Heteroskedasticity-consistent standard errors

See https://en.wikipedia.org/wiki/Heteroscedasticity-consistent_standard_errors. Assume the model of interest is the linear regression model. If the errors are heteroskedastic, $$\hat{\sigma}^2_i = \hat{u}_i^2$$ is a consistent estimator of $$\sigma^2_i$$. If the errors are homoskedastic, $$\hat{\sigma}^2 = \frac{1}{N}\sum_{i=1}^{n}\hat{u}_i^2$$ is a consistent estimator of $$\sigma^2 = \sigma^2_i$$. When errors are homoskedastic, why $$\hat{\sigma}^2_i = \hat{u}_i^2$$ is not an estimator of $$\sigma^2 = \sigma^2_i$$, and that instead we have to use the estimator $$\hat{\sigma}^2 = \frac{1}{N}\sum_{i=1}^{n}\hat{u}_i^2$$?

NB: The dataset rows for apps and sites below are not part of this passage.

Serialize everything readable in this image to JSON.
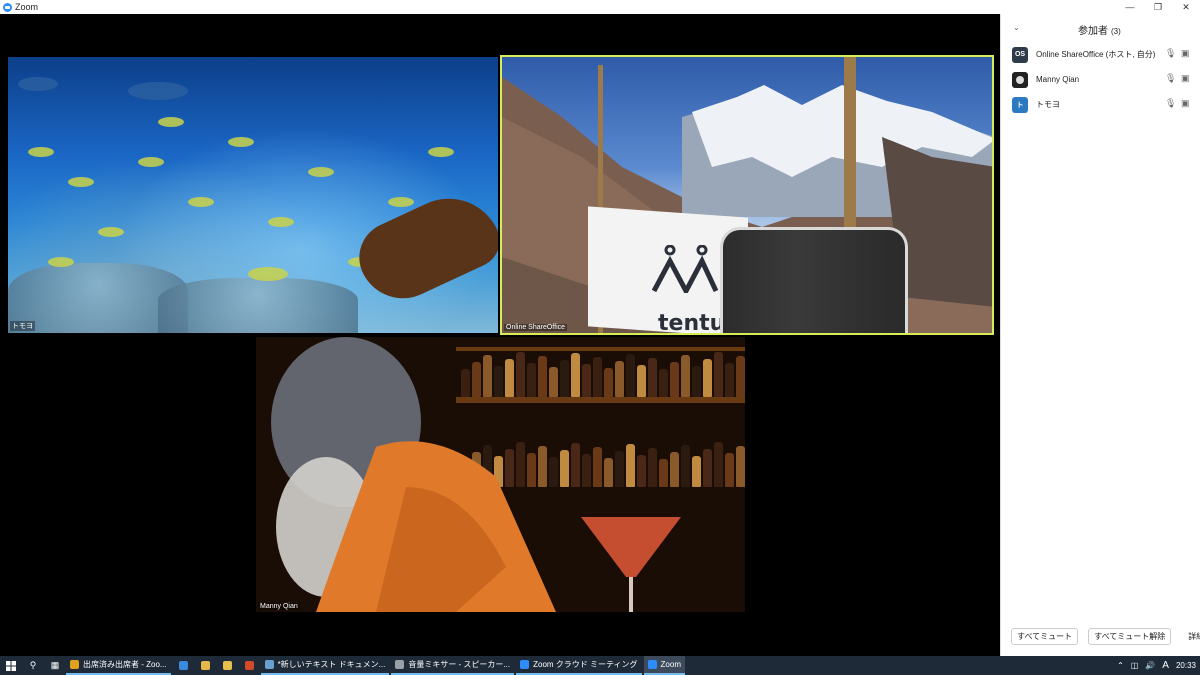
{
  "window": {
    "title": "Zoom"
  },
  "tiles": [
    {
      "name": "トモヨ"
    },
    {
      "name": "Online ShareOffice",
      "flag_text": "tentu"
    },
    {
      "name": "Manny Qian"
    }
  ],
  "participants_panel": {
    "title": "参加者",
    "count": "(3)",
    "participants": [
      {
        "initials": "OS",
        "name": "Online ShareOffice (ホスト, 自分)",
        "color": "#2f3b4a"
      },
      {
        "initials": "",
        "name": "Manny Qian",
        "color": "#222222"
      },
      {
        "initials": "ト",
        "name": "トモヨ",
        "color": "#2d7ac0"
      }
    ],
    "footer": {
      "mute_all": "すべてミュート",
      "unmute_all": "すべてミュート解除",
      "more": "詳細"
    }
  },
  "taskbar": {
    "apps": [
      {
        "label": "出席済み出席者 - Zoo...",
        "color": "#e0a020"
      },
      {
        "label": "*新しいテキスト ドキュメン...",
        "color": "#6aa0d0"
      },
      {
        "label": "音量ミキサー - スピーカー...",
        "color": "#9aa0a8"
      },
      {
        "label": "Zoom クラウド ミーティング",
        "color": "#2d8cff"
      },
      {
        "label": "Zoom",
        "color": "#2d8cff"
      }
    ],
    "ime": "A",
    "time": "20:33"
  },
  "colors": {
    "active_speaker_border": "#d8ec5a",
    "zoom_blue": "#2d8cff"
  }
}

You cannot have a consistent estimator based on the sample of size 1 -- that is when you have only one residual $$\hat u_i$$. The expected value of that residual may be converging to $$\sigma^2$$ in the homoskedastic case, or to $$\sigma_i^2$$ in the heteroskedastic case, provided the model is correctly specified, but that expected value is an extremely confusing construct -- it surely confused you on this occasion.

Update:

$$\mathop{\mathbb P}[ \hat u_i/\sigma^2_i > a > 1] \to \mathop{\mathbb P}[ u_i/\sigma^2_i > a] = \mbox{assume normality} = \mathop{\mathbb P}[ \chi^2_1 > a]$$

does not go to zero. Note that I gave you a huge credit in treating $$\hat u_i$$ as a consistent estimator of the true residual $$u_i$$, and frankly I am not even convinced of that.

• Where did I claim that sample size is one? The estimator indicates that there are n observations available. – Snoopy Oct 30 '18 at 12:44
• See update. $\hat u_i$ is predominantly based on one observation only. – StasK Oct 30 '18 at 12:55
• I do not understand this. That residual is not calculated based on one observation only. Furthermore I no where claimed that the residual is a consistent estimator of the error. – Snoopy Oct 30 '18 at 13:10
• You need to make your story straight. Your third sentence is, If the errors are heteroskedastic, $\hat{\sigma}^2_i = \hat{u}_i^2$ is a consistent estimator of $\sigma^2_i$. That's the claim I was responding to. – StasK Oct 30 '18 at 13:42
• That is already in the Wikipedia article. I do not see the point. – Snoopy Oct 30 '18 at 14:01